Data about app and page elements:

[Start of Attachment]

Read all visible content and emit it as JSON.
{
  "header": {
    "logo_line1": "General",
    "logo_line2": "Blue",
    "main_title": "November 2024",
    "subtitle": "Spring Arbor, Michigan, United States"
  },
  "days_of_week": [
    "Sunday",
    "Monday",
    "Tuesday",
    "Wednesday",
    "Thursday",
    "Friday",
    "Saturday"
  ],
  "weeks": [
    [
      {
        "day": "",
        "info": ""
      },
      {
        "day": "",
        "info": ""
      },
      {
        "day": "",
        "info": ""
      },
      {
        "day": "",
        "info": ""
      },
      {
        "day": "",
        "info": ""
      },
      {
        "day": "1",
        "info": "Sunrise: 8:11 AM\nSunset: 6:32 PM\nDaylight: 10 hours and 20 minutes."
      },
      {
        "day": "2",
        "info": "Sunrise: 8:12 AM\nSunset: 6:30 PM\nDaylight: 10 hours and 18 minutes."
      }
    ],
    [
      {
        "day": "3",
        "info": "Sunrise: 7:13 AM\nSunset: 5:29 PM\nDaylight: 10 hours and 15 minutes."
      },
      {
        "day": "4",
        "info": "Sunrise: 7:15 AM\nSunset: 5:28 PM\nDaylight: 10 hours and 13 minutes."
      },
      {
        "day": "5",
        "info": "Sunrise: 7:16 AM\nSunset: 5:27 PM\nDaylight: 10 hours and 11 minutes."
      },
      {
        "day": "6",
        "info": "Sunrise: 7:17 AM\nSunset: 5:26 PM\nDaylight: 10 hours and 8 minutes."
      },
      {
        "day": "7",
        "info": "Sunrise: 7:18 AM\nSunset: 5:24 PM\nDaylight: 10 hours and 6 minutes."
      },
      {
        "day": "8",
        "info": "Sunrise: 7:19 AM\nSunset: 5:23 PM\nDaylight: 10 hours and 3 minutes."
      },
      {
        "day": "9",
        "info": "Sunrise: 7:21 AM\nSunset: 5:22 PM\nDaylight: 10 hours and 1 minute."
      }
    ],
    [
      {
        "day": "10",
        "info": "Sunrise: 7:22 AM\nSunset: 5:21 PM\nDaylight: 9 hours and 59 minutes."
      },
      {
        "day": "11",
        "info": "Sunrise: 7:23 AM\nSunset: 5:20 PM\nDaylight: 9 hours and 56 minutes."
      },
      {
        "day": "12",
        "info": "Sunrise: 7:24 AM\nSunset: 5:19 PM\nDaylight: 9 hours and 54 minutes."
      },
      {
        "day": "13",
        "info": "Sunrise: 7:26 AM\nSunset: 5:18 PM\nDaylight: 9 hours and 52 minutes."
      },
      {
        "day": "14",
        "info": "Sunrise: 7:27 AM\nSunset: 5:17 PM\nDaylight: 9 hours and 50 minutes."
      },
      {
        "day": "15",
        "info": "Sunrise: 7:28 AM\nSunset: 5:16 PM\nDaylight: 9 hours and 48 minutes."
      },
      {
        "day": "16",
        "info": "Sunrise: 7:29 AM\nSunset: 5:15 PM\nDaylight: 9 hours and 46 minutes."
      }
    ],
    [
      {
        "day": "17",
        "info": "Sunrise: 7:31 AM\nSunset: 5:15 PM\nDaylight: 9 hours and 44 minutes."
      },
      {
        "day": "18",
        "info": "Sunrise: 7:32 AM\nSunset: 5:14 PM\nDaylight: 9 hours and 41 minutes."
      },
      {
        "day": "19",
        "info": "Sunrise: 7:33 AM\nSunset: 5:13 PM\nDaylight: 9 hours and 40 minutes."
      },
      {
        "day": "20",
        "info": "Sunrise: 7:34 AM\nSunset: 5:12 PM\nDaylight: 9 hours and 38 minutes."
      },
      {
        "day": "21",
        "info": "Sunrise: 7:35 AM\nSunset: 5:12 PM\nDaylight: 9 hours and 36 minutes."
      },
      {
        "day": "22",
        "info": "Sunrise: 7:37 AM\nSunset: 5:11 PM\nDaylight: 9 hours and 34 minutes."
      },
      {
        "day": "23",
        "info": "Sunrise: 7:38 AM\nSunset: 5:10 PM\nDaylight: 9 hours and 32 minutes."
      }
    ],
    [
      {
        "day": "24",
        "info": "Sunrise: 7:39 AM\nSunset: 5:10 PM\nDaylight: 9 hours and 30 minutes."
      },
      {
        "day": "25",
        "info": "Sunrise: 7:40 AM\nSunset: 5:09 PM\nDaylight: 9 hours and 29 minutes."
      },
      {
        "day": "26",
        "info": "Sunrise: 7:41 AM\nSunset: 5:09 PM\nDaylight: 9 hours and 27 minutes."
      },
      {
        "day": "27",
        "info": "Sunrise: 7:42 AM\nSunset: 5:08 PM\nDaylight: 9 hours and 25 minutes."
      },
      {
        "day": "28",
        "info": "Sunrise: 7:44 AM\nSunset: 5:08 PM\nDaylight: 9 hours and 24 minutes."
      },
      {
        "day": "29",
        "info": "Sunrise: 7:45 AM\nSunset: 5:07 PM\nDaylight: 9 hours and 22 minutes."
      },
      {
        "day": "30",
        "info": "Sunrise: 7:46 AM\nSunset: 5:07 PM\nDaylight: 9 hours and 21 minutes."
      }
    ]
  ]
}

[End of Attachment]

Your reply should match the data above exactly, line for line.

## Exercise solution
Read all visible content and emit it as JSON.
{
  "header": {
    "logo_line1": "General",
    "logo_line2": "Blue",
    "main_title": "November 2024",
    "subtitle": "Spring Arbor, Michigan, United States"
  },
  "days_of_week": [
    "Sunday",
    "Monday",
    "Tuesday",
    "Wednesday",
    "Thursday",
    "Friday",
    "Saturday"
  ],
  "weeks": [
    [
      {
        "day": "",
        "info": ""
      },
      {
        "day": "",
        "info": ""
      },
      {
        "day": "",
        "info": ""
      },
      {
        "day": "",
        "info": ""
      },
      {
        "day": "",
        "info": ""
      },
      {
        "day": "1",
        "info": "Sunrise: 8:11 AM\nSunset: 6:32 PM\nDaylight: 10 hours and 20 minutes."
      },
      {
        "day": "2",
        "info": "Sunrise: 8:12 AM\nSunset: 6:30 PM\nDaylight: 10 hours and 18 minutes."
      }
    ],
    [
      {
        "day": "3",
        "info": "Sunrise: 7:13 AM\nSunset: 5:29 PM\nDaylight: 10 hours and 15 minutes."
      },
      {
        "day": "4",
        "info": "Sunrise: 7:15 AM\nSunset: 5:28 PM\nDaylight: 10 hours and 13 minutes."
      },
      {
        "day": "5",
        "info": "Sunrise: 7:16 AM\nSunset: 5:27 PM\nDaylight: 10 hours and 11 minutes."
      },
      {
        "day": "6",
        "info": "Sunrise: 7:17 AM\nSunset: 5:26 PM\nDaylight: 10 hours and 8 minutes."
      },
      {
        "day": "7",
        "info": "Sunrise: 7:18 AM\nSunset: 5:24 PM\nDaylight: 10 hours and 6 minutes."
      },
      {
        "day": "8",
        "info": "Sunrise: 7:19 AM\nSunset: 5:23 PM\nDaylight: 10 hours and 3 minutes."
      },
      {
        "day": "9",
        "info": "Sunrise: 7:21 AM\nSunset: 5:22 PM\nDaylight: 10 hours and 1 minute."
      }
    ],
    [
      {
        "day": "10",
        "info": "Sunrise: 7:22 AM\nSunset: 5:21 PM\nDaylight: 9 hours and 59 minutes."
      },
      {
        "day": "11",
        "info": "Sunrise: 7:23 AM\nSunset: 5:20 PM\nDaylight: 9 hours and 56 minutes."
      },
      {
        "day": "12",
        "info": "Sunrise: 7:24 AM\nSunset: 5:19 PM\nDaylight: 9 hours and 54 minutes."
      },
      {
        "day": "13",
        "info": "Sunrise: 7:26 AM\nSunset: 5:18 PM\nDaylight: 9 hours and 52 minutes."
      },
      {
        "day": "14",
        "info": "Sunrise: 7:27 AM\nSunset: 5:17 PM\nDaylight: 9 hours and 50 minutes."
      },
      {
        "day": "15",
        "info": "Sunrise: 7:28 AM\nSunset: 5:16 PM\nDaylight: 9 hours and 48 minutes."
      },
      {
        "day": "16",
        "info": "Sunrise: 7:29 AM\nSunset: 5:15 PM\nDaylight: 9 hours and 46 minutes."
      }
    ],
    [
      {
        "day": "17",
        "info": "Sunrise: 7:31 AM\nSunset: 5:15 PM\nDaylight: 9 hours and 44 minutes."
      },
      {
        "day": "18",
        "info": "Sunrise: 7:32 AM\nSunset: 5:14 PM\nDaylight: 9 hours and 41 minutes."
      },
      {
        "day": "19",
        "info": "Sunrise: 7:33 AM\nSunset: 5:13 PM\nDaylight: 9 hours and 40 minutes."
      },
      {
        "day": "20",
        "info": "Sunrise: 7:34 AM\nSunset: 5:12 PM\nDaylight: 9 hours and 38 minutes."
      },
      {
        "day": "21",
        "info": "Sunrise: 7:35 AM\nSunset: 5:12 PM\nDaylight: 9 hours and 36 minutes."
      },
      {
        "day": "22",
        "info": "Sunrise: 7:37 AM\nSunset: 5:11 PM\nDaylight: 9 hours and 34 minutes."
      },
      {
        "day": "23",
        "info": "Sunrise: 7:38 AM\nSunset: 5:10 PM\nDaylight: 9 hours and 32 minutes."
      }
    ],
    [
      {
        "day": "24",
        "info": "Sunrise: 7:39 AM\nSunset: 5:10 PM\nDaylight: 9 hours and 30 minutes."
      },
      {
        "day": "25",
        "info": "Sunrise: 7:40 AM\nSunset: 5:09 PM\nDaylight: 9 hours and 29 minutes."
      },
      {
        "day": "26",
        "info": "Sunrise: 7:41 AM\nSunset: 5:09 PM\nDaylight: 9 hours and 27 minutes."
      },
      {
        "day": "27",
        "info": "Sunrise: 7:42 AM\nSunset: 5:08 PM\nDaylight: 9 hours and 25 minutes."
      },
      {
        "day": "28",
        "info": "Sunrise: 7:44 AM\nSunset: 5:08 PM\nDaylight: 9 hours and 24 minutes."
      },
      {
        "day": "29",
        "info": "Sunrise: 7:45 AM\nSunset: 5:07 PM\nDaylight: 9 hours and 22 minutes."
      },
      {
        "day": "30",
        "info": "Sunrise: 7:46 AM\nSunset: 5:07 PM\nDaylight: 9 hours and 21 minutes."
      }
    ]
  ]
}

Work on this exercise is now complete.